Finance industry establishment splits between lovers and haters of digital currencies
Robin Wigglesworth, US markets editor
Fidelity has launched a company to facilitate cryptocurrency trading for hedge funds, endowments and family offices, underscoring how some establishment players in the finance industry are attempting to profit from the wild west frontier of digital assets.
The Boston-based investment giant said it would offer institutional investors access to “enterprise-quality custody and trade execution services” for cryptocurrencies, such as bitcoin or ethereum, as a first step towards creating a full platform for the nascent industry.
“Our goal is to make digitally-native assets, such as bitcoin, more accessible to investors,” Abigail Johnson, chairman and chief executive of Fidelity Investments, said in a statement. “We expect to continue investing and experimenting, over the long-term, with ways to make this emerging asset class easier for our clients to understand and use.”
I’m here because I love this stuff . . . all that the future might hold
Abigail Johnson, Fidelity chief executive, at bitcoin conference in 2017
Bitcoin, the first and biggest of a swelling ecosystem of cryptographic digital currencies, emerged in the wake of the financial crisis and has quickly become one of the hottest — and most controversial — subjects on Wall Street. Critics say cryptocurrencies enable crime, are a fad, and in many cases fraudulent. Supporters argue that they will revolutionise capitalism.
Howard Marks, the founder of Oaktree, has argued that bitcoin “will be shown not to have any substance”, while JPMorgan Chase’s Jamie Dimon has called cryptocurrencies “a scam”.
However, there has been rising interest from the some of the financial industry establishment to capitalise on the mania.
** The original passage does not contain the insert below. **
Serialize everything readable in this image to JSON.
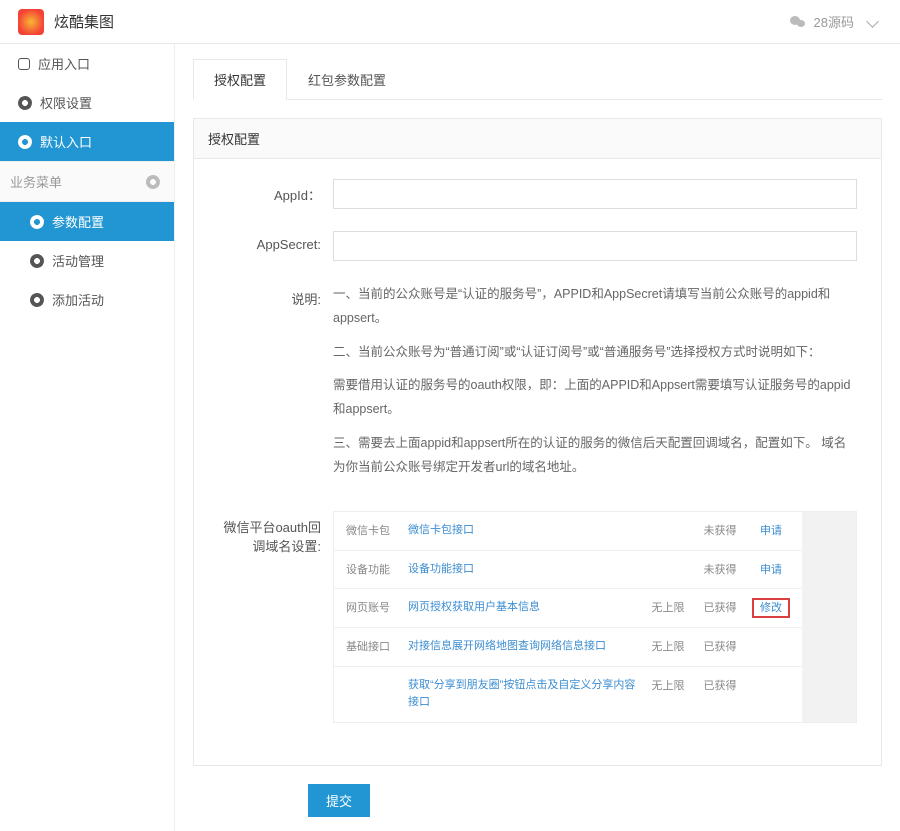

The Chicago Mercantile Exchange and Cboe Global Markets, two big exchange groups, have launched bitcoin futures, Intercontinental Exchange earlier this year launched Bakkt, a group that also aims to build modern market infrastructure for the crypto industry.
The gradual entry of the Wall Street establishment has done little to quell the industry’s volatility, with bitcoin tumbling from a high of over $19,500 in December to $6,420 today.
Bitcoin’s average volatility this year is more than five times the average volatility of the US stock market. Fidelity said it had started exploring cryptocurrencies and blockchain, the decentralised ledger that backs bitcoin, in 2013, and had since then experimented with mining bitcoin and partnering with other players in the nascent industry, as Ms Johnson starts to stamp her mark on a company founded by her grandfather.
“Some of you might be wondering: Why am I here today?” Ms Johnson said at a cryptocurrency conference in 2017. “I’m here because I love this stuff . . . all that the future might hold.”
But while Coinbase and other cryptocurrency platforms are primarily aimed at retail investors, Fidelity said its new “Fidelity Digital Assets” arm would help more sophisticated institutional investors into the field by helping trade and store cryptocurrency assets safely.
“We started exploring blockchain and digital assets several years ago, and those efforts have been successful in helping us understand and advance our thinking around cryptocurrencies,” Tom Jessop, head of Fidelity Digital Assets, said in the statement. “The creation of Fidelity Digital Assets is the first step in a long-term vision to create a full-service enterprise-grade platform for digital assets.”
By Robin Wigglesworth, US markets editor